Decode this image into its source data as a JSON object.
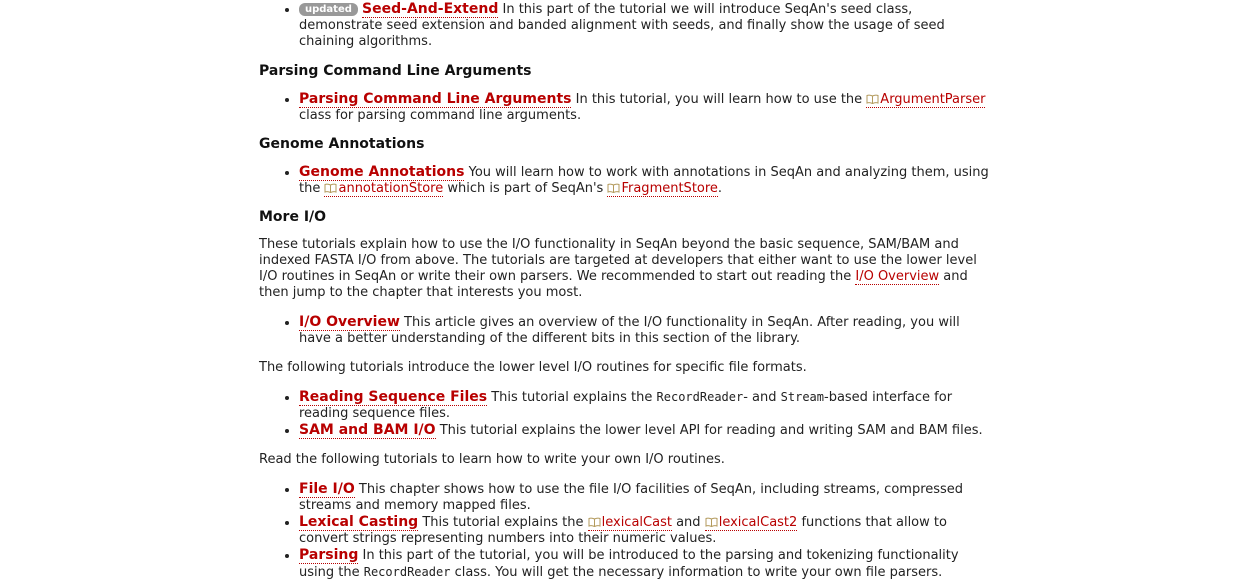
{
  "seed": {
    "badge": "updated",
    "title": "Seed-And-Extend",
    "desc": "In this part of the tutorial we will introduce SeqAn's seed class, demonstrate seed extension and banded alignment with seeds, and finally show the usage of seed chaining algorithms."
  },
  "parsing_section": {
    "heading": "Parsing Command Line Arguments",
    "item_title": "Parsing Command Line Arguments",
    "pre": "In this tutorial, you will learn how to use the",
    "api": "ArgumentParser",
    "post": "class for parsing command line arguments."
  },
  "genome_section": {
    "heading": "Genome Annotations",
    "item_title": "Genome Annotations",
    "pre": "You will learn how to work with annotations in SeqAn and analyzing them, using the",
    "api1": "annotationStore",
    "mid": "which is part of SeqAn's",
    "api2": "FragmentStore",
    "post": "."
  },
  "more_io": {
    "heading": "More I/O",
    "intro_pre": "These tutorials explain how to use the I/O functionality in SeqAn beyond the basic sequence, SAM/BAM and indexed FASTA I/O from above. The tutorials are targeted at developers that either want to use the lower level I/O routines in SeqAn or write their own parsers. We recommended to start out reading the",
    "intro_link": "I/O Overview",
    "intro_post": "and then jump to the chapter that interests you most.",
    "overview_title": "I/O Overview",
    "overview_desc": "This article gives an overview of the I/O functionality in SeqAn. After reading, you will have a better understanding of the different bits in this section of the library.",
    "lower_intro": "The following tutorials introduce the lower level I/O routines for specific file formats.",
    "reading_title": "Reading Sequence Files",
    "reading_pre": "This tutorial explains the",
    "reading_code1": "RecordReader",
    "reading_mid": "- and",
    "reading_code2": "Stream",
    "reading_post": "-based interface for reading sequence files.",
    "sam_title": "SAM and BAM I/O",
    "sam_desc": "This tutorial explains the lower level API for reading and writing SAM and BAM files.",
    "own_intro": "Read the following tutorials to learn how to write your own I/O routines.",
    "fileio_title": "File I/O",
    "fileio_desc": "This chapter shows how to use the file I/O facilities of SeqAn, including streams, compressed streams and memory mapped files.",
    "lexical_title": "Lexical Casting",
    "lexical_pre": "This tutorial explains the",
    "lexical_api1": "lexicalCast",
    "lexical_mid": "and",
    "lexical_api2": "lexicalCast2",
    "lexical_post": "functions that allow to convert strings representing numbers into their numeric values.",
    "parsing_title": "Parsing",
    "parsing_pre": "In this part of the tutorial, you will be introduced to the parsing and tokenizing functionality using the",
    "parsing_code": "RecordReader",
    "parsing_post": "class. You will get the necessary information to write your own file parsers."
  }
}
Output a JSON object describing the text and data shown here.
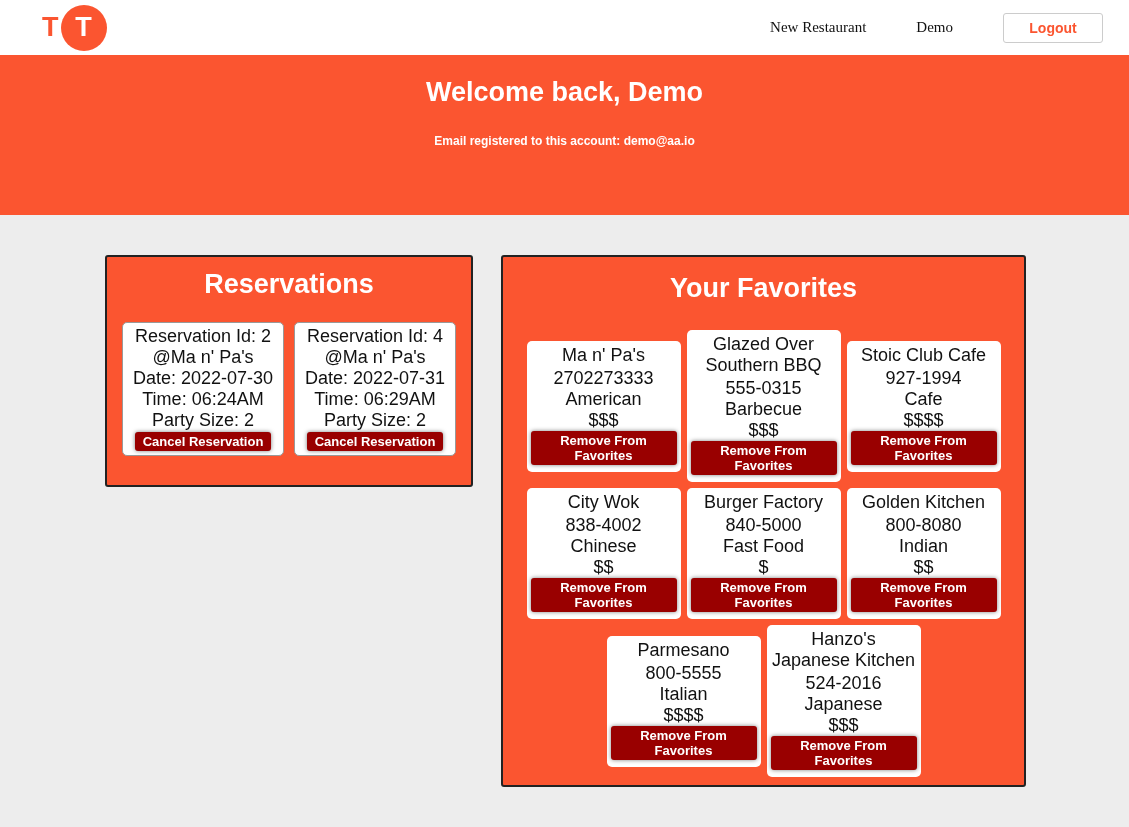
{
  "logo": {
    "letters": [
      "T",
      "T"
    ]
  },
  "nav": {
    "links": [
      "New Restaurant",
      "Demo"
    ],
    "logout": "Logout"
  },
  "banner": {
    "title": "Welcome back, Demo",
    "email_line": "Email registered to this account: demo@aa.io"
  },
  "reservations": {
    "title": "Reservations",
    "items": [
      {
        "lines": [
          "Reservation Id: 2",
          "@Ma n' Pa's",
          "Date: 2022-07-30",
          "Time: 06:24AM",
          "Party Size: 2"
        ],
        "button": "Cancel Reservation"
      },
      {
        "lines": [
          "Reservation Id: 4",
          "@Ma n' Pa's",
          "Date: 2022-07-31",
          "Time: 06:29AM",
          "Party Size: 2"
        ],
        "button": "Cancel Reservation"
      }
    ]
  },
  "favorites": {
    "title": "Your Favorites",
    "items": [
      {
        "name": "Ma n' Pa's",
        "phone": "2702273333",
        "cuisine": "American",
        "price": "$$$",
        "button": "Remove From Favorites"
      },
      {
        "name": "Glazed Over Southern BBQ",
        "phone": "555-0315",
        "cuisine": "Barbecue",
        "price": "$$$",
        "button": "Remove From Favorites"
      },
      {
        "name": "Stoic Club Cafe",
        "phone": "927-1994",
        "cuisine": "Cafe",
        "price": "$$$$",
        "button": "Remove From Favorites"
      },
      {
        "name": "City Wok",
        "phone": "838-4002",
        "cuisine": "Chinese",
        "price": "$$",
        "button": "Remove From Favorites"
      },
      {
        "name": "Burger Factory",
        "phone": "840-5000",
        "cuisine": "Fast Food",
        "price": "$",
        "button": "Remove From Favorites"
      },
      {
        "name": "Golden Kitchen",
        "phone": "800-8080",
        "cuisine": "Indian",
        "price": "$$",
        "button": "Remove From Favorites"
      },
      {
        "name": "Parmesano",
        "phone": "800-5555",
        "cuisine": "Italian",
        "price": "$$$$",
        "button": "Remove From Favorites"
      },
      {
        "name": "Hanzo's Japanese Kitchen",
        "phone": "524-2016",
        "cuisine": "Japanese",
        "price": "$$$",
        "button": "Remove From Favorites"
      }
    ]
  }
}
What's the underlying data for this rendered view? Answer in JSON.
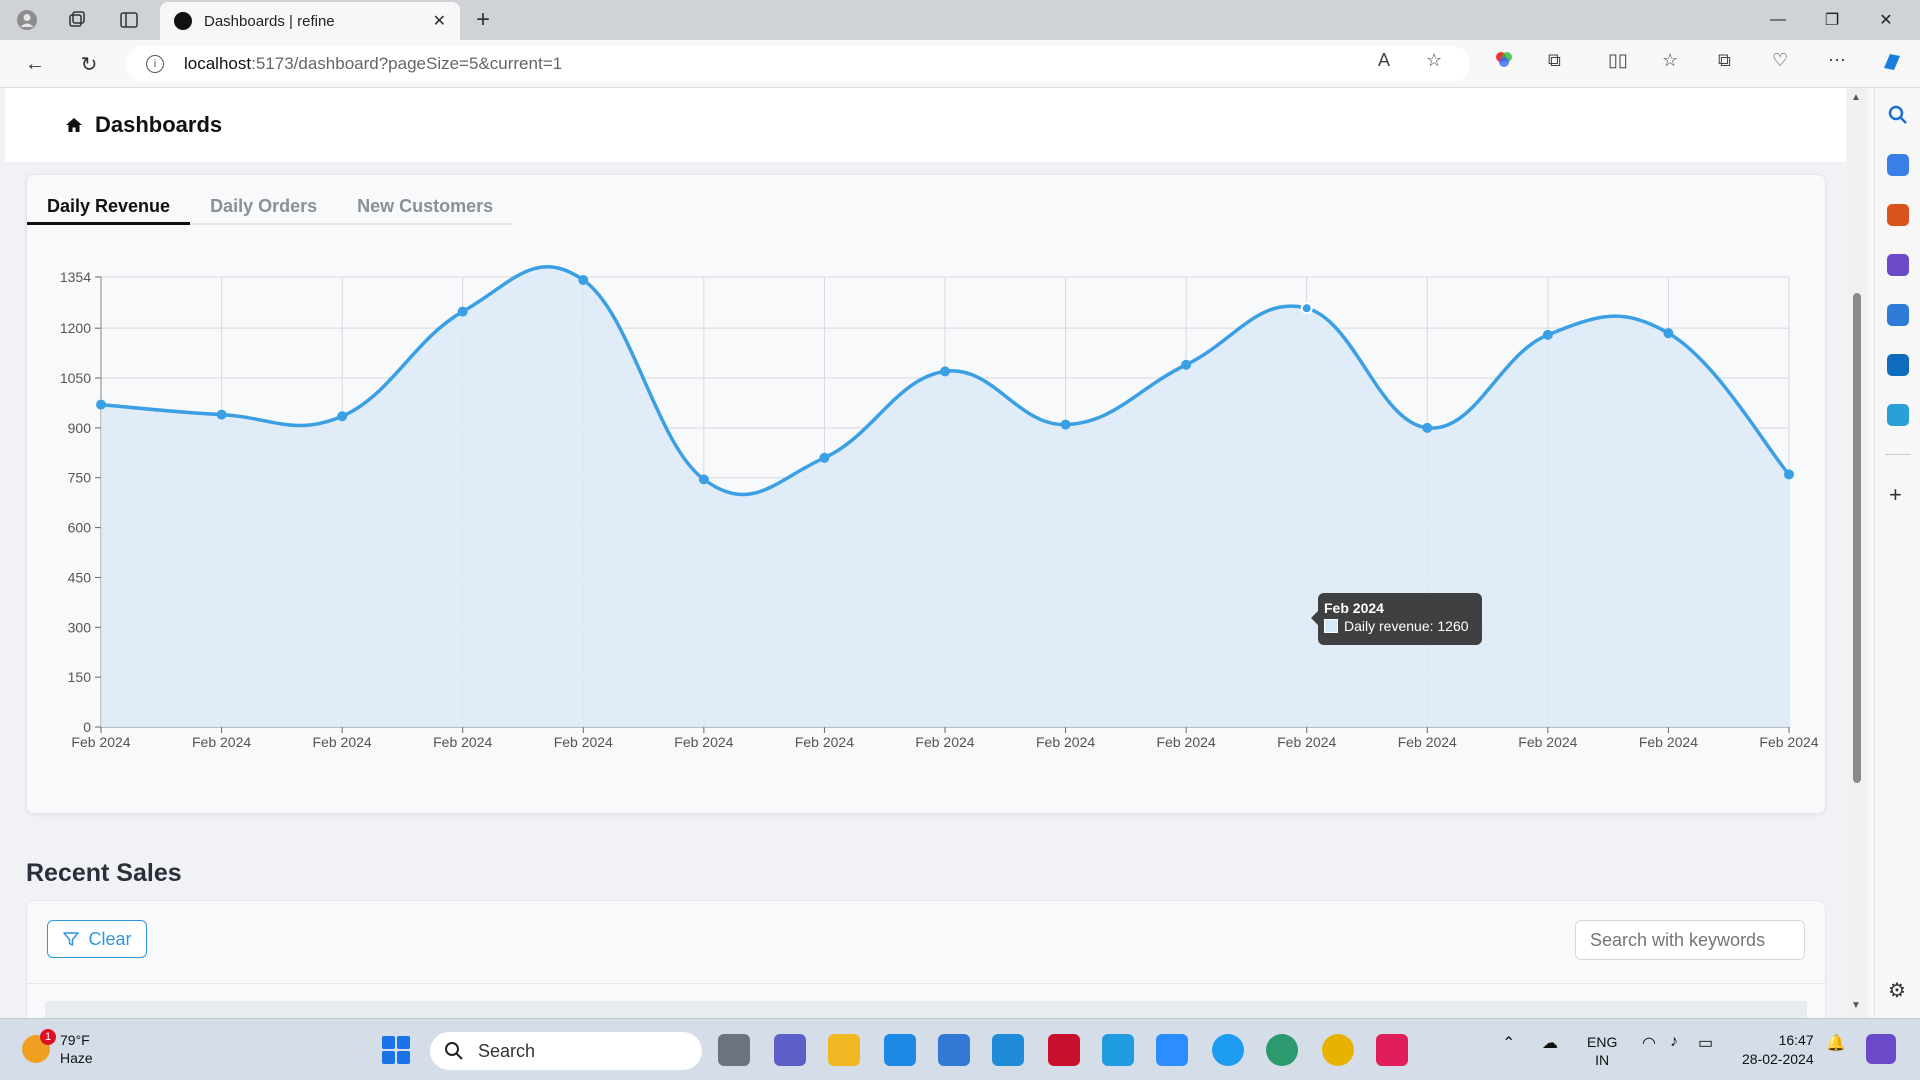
{
  "browser": {
    "tab_title": "Dashboards | refine",
    "url_host": "localhost",
    "url_rest": ":5173/dashboard?pageSize=5&current=1"
  },
  "header": {
    "title": "Dashboards"
  },
  "chart_tabs": [
    {
      "label": "Daily Revenue",
      "active": true
    },
    {
      "label": "Daily Orders",
      "active": false
    },
    {
      "label": "New Customers",
      "active": false
    }
  ],
  "chart_data": {
    "type": "area",
    "categories": [
      "Feb 2024",
      "Feb 2024",
      "Feb 2024",
      "Feb 2024",
      "Feb 2024",
      "Feb 2024",
      "Feb 2024",
      "Feb 2024",
      "Feb 2024",
      "Feb 2024",
      "Feb 2024",
      "Feb 2024",
      "Feb 2024",
      "Feb 2024",
      "Feb 2024"
    ],
    "series": [
      {
        "name": "Daily revenue",
        "values": [
          970,
          940,
          935,
          1250,
          1345,
          745,
          810,
          1070,
          910,
          1090,
          1260,
          900,
          1180,
          1185,
          760
        ]
      }
    ],
    "ylim": [
      0,
      1354
    ],
    "yticks": [
      0,
      150,
      300,
      450,
      600,
      750,
      900,
      1050,
      1200,
      1354
    ],
    "grid": true,
    "line_color": "#3b9fe3",
    "fill_color": "#dceaf7"
  },
  "tooltip": {
    "title": "Feb 2024",
    "label": "Daily revenue: 1260"
  },
  "recent_sales": {
    "title": "Recent Sales",
    "clear_label": "Clear",
    "search_placeholder": "Search with keywords"
  },
  "taskbar": {
    "weather_temp": "79°F",
    "weather_desc": "Haze",
    "weather_badge": "1",
    "search_label": "Search",
    "lang_top": "ENG",
    "lang_bottom": "IN",
    "time": "16:47",
    "date": "28-02-2024"
  }
}
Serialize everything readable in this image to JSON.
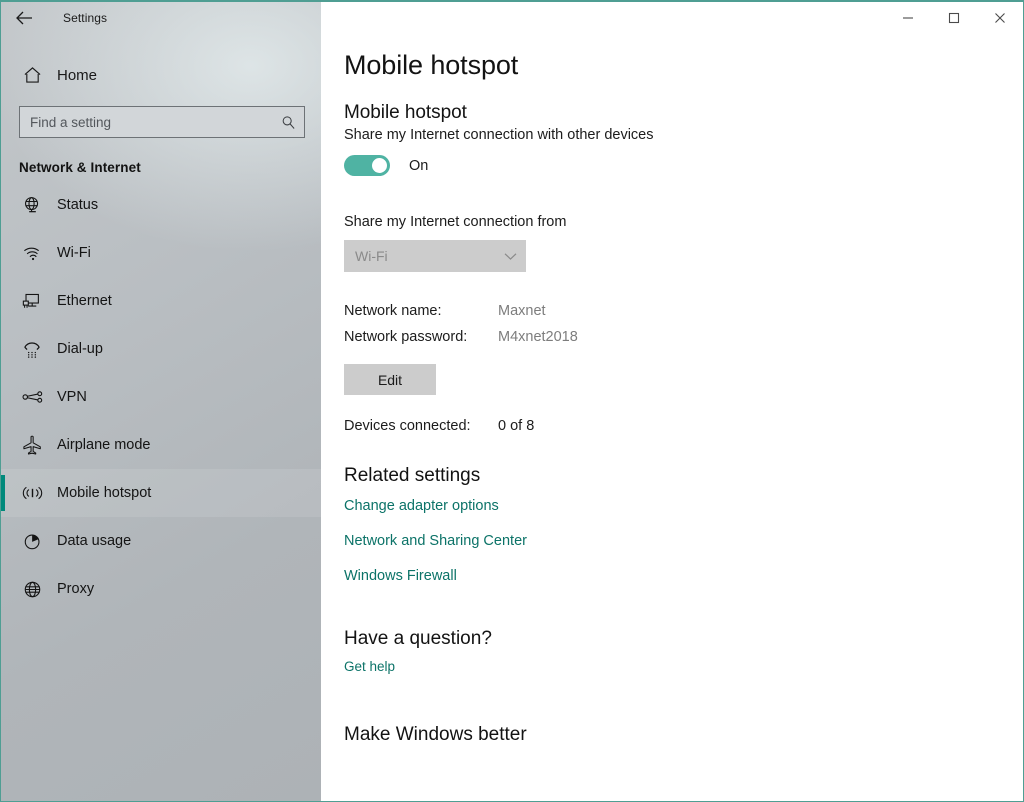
{
  "window": {
    "app_title": "Settings",
    "back_icon": "back-arrow-icon",
    "minimize_label": "—",
    "maximize_label": "□",
    "close_label": "✕",
    "accent_color": "#4f9e93"
  },
  "sidebar": {
    "home": {
      "label": "Home",
      "icon": "home-icon"
    },
    "search": {
      "placeholder": "Find a setting",
      "value": "",
      "icon": "search-icon"
    },
    "group_heading": "Network & Internet",
    "selected": "Mobile hotspot",
    "selection_color": "#00897b",
    "items": [
      {
        "label": "Status",
        "icon": "globe-status-icon"
      },
      {
        "label": "Wi-Fi",
        "icon": "wifi-icon"
      },
      {
        "label": "Ethernet",
        "icon": "ethernet-icon"
      },
      {
        "label": "Dial-up",
        "icon": "dialup-phone-icon"
      },
      {
        "label": "VPN",
        "icon": "vpn-icon"
      },
      {
        "label": "Airplane mode",
        "icon": "airplane-icon"
      },
      {
        "label": "Mobile hotspot",
        "icon": "hotspot-icon"
      },
      {
        "label": "Data usage",
        "icon": "pie-chart-icon"
      },
      {
        "label": "Proxy",
        "icon": "globe-proxy-icon"
      }
    ]
  },
  "main": {
    "page_title": "Mobile hotspot",
    "section": {
      "title": "Mobile hotspot",
      "subtitle": "Share my Internet connection with other devices",
      "toggle_state": "On",
      "toggle_color": "#4fb3a3"
    },
    "share_from": {
      "label": "Share my Internet connection from",
      "selected_value": "Wi-Fi",
      "chevron_icon": "chevron-down-icon"
    },
    "network": {
      "name_label": "Network name:",
      "name_value": "Maxnet",
      "password_label": "Network password:",
      "password_value": "M4xnet2018",
      "edit_label": "Edit"
    },
    "devices": {
      "label": "Devices connected:",
      "value": "0 of 8"
    },
    "related": {
      "title": "Related settings",
      "link_color": "#0c7368",
      "links": [
        "Change adapter options",
        "Network and Sharing Center",
        "Windows Firewall"
      ]
    },
    "question": {
      "title": "Have a question?",
      "link": "Get help"
    },
    "make_better": {
      "title": "Make Windows better"
    }
  }
}
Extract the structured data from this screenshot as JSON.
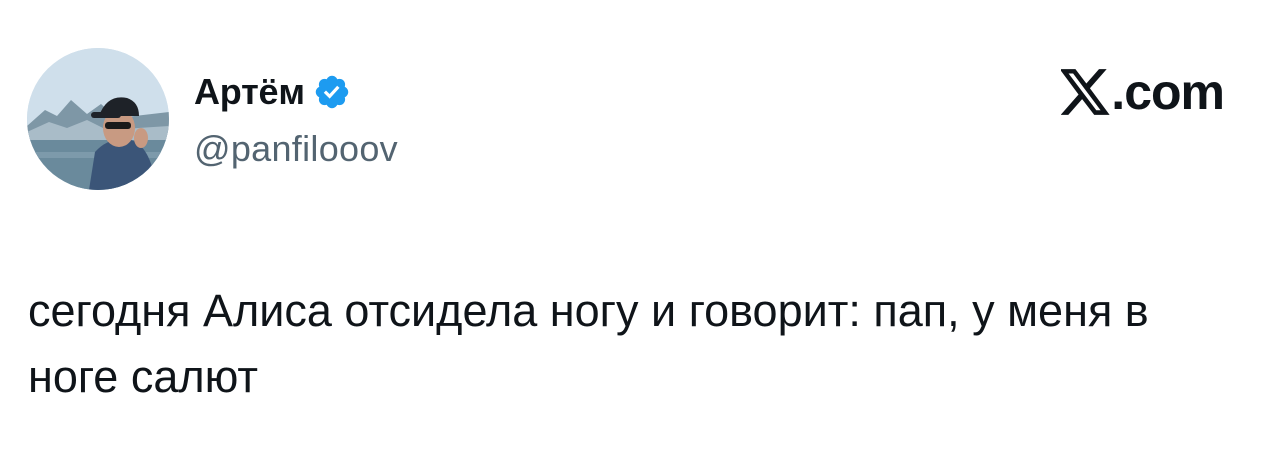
{
  "author": {
    "display_name": "Артём",
    "handle": "@panfilooov",
    "verified": true,
    "verified_icon": "verified-badge-icon",
    "avatar": "profile-photo"
  },
  "brand": {
    "logo_icon": "x-logo-icon",
    "domain": ".com"
  },
  "tweet": {
    "text": "сегодня Алиса отсидела ногу и говорит: пап, у меня в ноге салют"
  },
  "colors": {
    "text_primary": "#0f1419",
    "text_secondary": "#536471",
    "verified_blue": "#1d9bf0",
    "background": "#ffffff"
  }
}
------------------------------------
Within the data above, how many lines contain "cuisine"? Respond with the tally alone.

8